Material provided Start Marker
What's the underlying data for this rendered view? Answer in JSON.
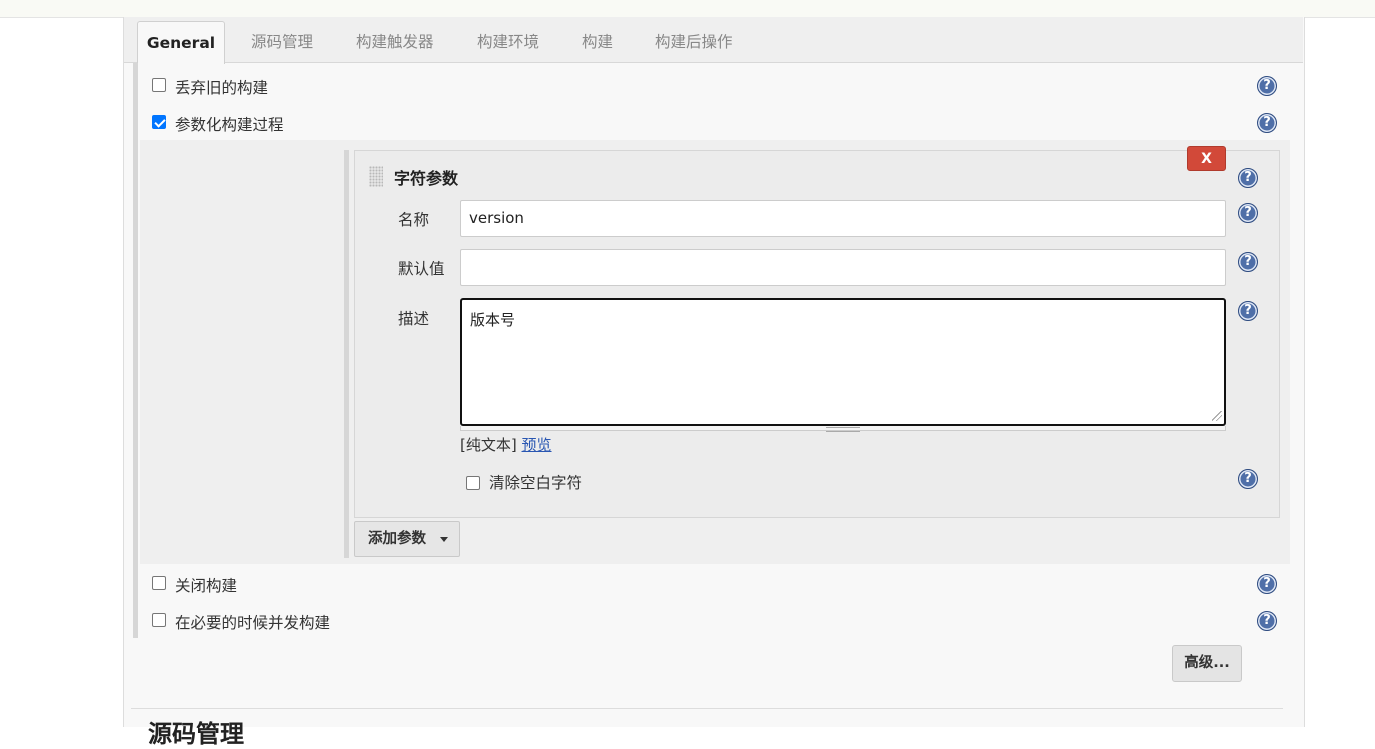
{
  "tabs": [
    "General",
    "源码管理",
    "构建触发器",
    "构建环境",
    "构建",
    "构建后操作"
  ],
  "options": {
    "discard_old": {
      "label": "丢弃旧的构建",
      "checked": false
    },
    "parameterized": {
      "label": "参数化构建过程",
      "checked": true
    },
    "disable_build": {
      "label": "关闭构建",
      "checked": false
    },
    "concurrent": {
      "label": "在必要的时候并发构建",
      "checked": false
    }
  },
  "param": {
    "title": "字符参数",
    "delete_label": "X",
    "name_label": "名称",
    "name_value": "version",
    "default_label": "默认值",
    "default_value": "",
    "desc_label": "描述",
    "desc_value": "版本号",
    "plain_text": "[纯文本]",
    "preview": "预览",
    "trim_label": "清除空白字符",
    "trim_checked": false
  },
  "add_param_label": "添加参数",
  "advanced_label": "高级...",
  "next_section": "源码管理",
  "help_glyph": "?",
  "colors": {
    "accent": "#0075ff",
    "delete": "#d24939",
    "help": "#4f6fa8",
    "link": "#2956b2"
  }
}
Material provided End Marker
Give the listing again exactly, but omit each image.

What's the underlying data for this rendered view? Answer in JSON.
{
  "tabs": [
    "General",
    "源码管理",
    "构建触发器",
    "构建环境",
    "构建",
    "构建后操作"
  ],
  "options": {
    "discard_old": {
      "label": "丢弃旧的构建",
      "checked": false
    },
    "parameterized": {
      "label": "参数化构建过程",
      "checked": true
    },
    "disable_build": {
      "label": "关闭构建",
      "checked": false
    },
    "concurrent": {
      "label": "在必要的时候并发构建",
      "checked": false
    }
  },
  "param": {
    "title": "字符参数",
    "delete_label": "X",
    "name_label": "名称",
    "name_value": "version",
    "default_label": "默认值",
    "default_value": "",
    "desc_label": "描述",
    "desc_value": "版本号",
    "plain_text": "[纯文本]",
    "preview": "预览",
    "trim_label": "清除空白字符",
    "trim_checked": false
  },
  "add_param_label": "添加参数",
  "advanced_label": "高级...",
  "next_section": "源码管理",
  "help_glyph": "?",
  "colors": {
    "accent": "#0075ff",
    "delete": "#d24939",
    "help": "#4f6fa8",
    "link": "#2956b2"
  }
}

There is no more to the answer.